Finally, by the sheer fact that everyone has government-funded insurance, I’m certain that things get pret-ty busy in those G-5 hospitals, probably similar to any big city’s general hospital–you know what I mean, looooong wait times. Swollen elbow? You’re sitting in the waiting room for nine hours, Laddy. My guess is that this keeps only the most critical emergencies from going into the ER. Anything of a lesser severity has to wait for a doctor’s appointment. There you go: controlled visits, controlled costs.
Here’s the real problem as I see it: Americans have been brainwashed–OK perhaps spoiled is a better word–into believing that you run to the doctor for any minor ailment. I can’t tell you how many people I’ve talked to in the last month who have gone to the doctor for antibiotics for that miserable cold and flu that has come upon us–the same one my daughter and I had, and got over with zero medication, just sleep, water and lots of TLC. Listen up people: antibiotics don’t do diddly against the common cold OR the flu–both viruses. So how many of you ran up the nation’s health care costs this month?
And also Americans have immediate access to medical care at any time. Call it an emergency and you can’t be turned away, or the hospital will liable. Can’t pay the bill? Most hospitals have charity plans–they’ll write off your care if you can’t afford it. So add the notion that you’ve got to run to the fancy schmancy hospital or doctor in Century City (Upper East Side, UCSF, whatever) whenever you have a boo boo; and you have the ability to do so no matter what your income level, and what do you think the result will be? You think we might spend a little more money than the Euros who are sitting at home nursing their own colds and flu?
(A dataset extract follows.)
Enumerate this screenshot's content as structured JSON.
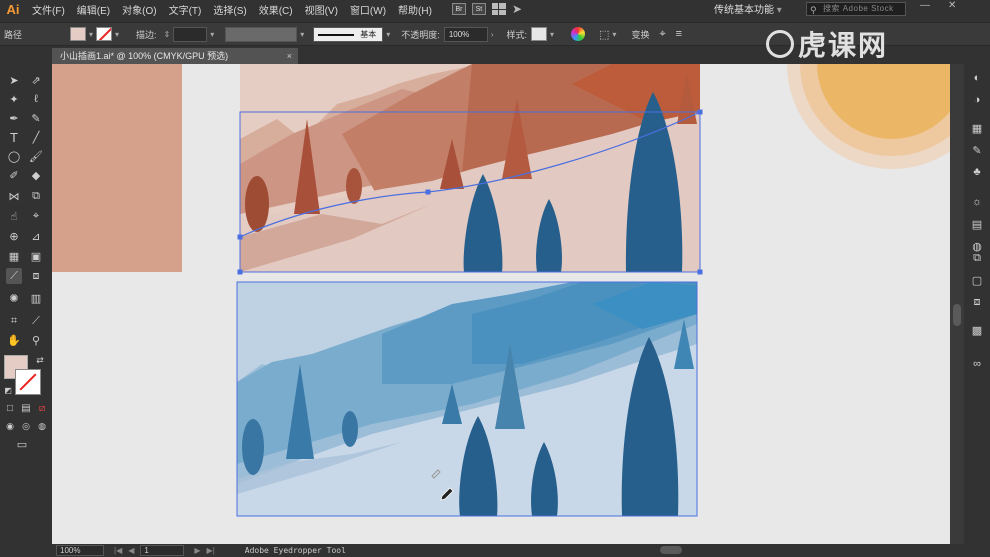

I actually hope we do nationalize the system, because I think it’s the only way Americans will see that it’s their lifestyles that lead to their poor health.